PARIS - Nina Ricci's Peter Copping is a shameless romantic, and his strong fall-winter ready-to-wear show Thursday took the audience into the world of a young girl who playfully mixes and tears up clothes from her family's 1950s dress-up box.
Rough patchwork panelling featured on deconstructed evening coats in tweed, as if cut and resewn by a child's hand. Redundant fur cuffs dangled limp from the side of a sleeve, a fur stole had gloves attached with a toddler-style thread and rhinestone brooches and buttons were applied haphazardly to lace and organza cocktail dresses as if in haste after the wardrobe raid.
But beyond the daydreaming, the black-heavy collection exuded a strong, contemporary femininity.
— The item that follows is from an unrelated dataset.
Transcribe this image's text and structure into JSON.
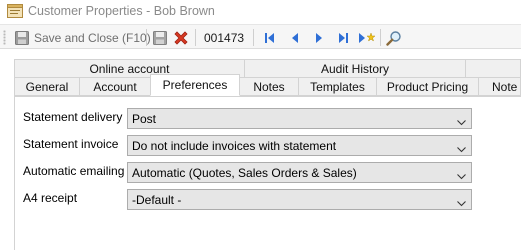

More important, it marked a change in direction for Copping, creative director since 2009, in embracing the cinched glamour of a 1950s silhouette.
"The A-line look makes it feel different to my previous work," the British designer said. "It's about nonchalance and comfort."
Comfort is often synonymous in ready-to-wear with "sellable." Here, the house has no need to worry.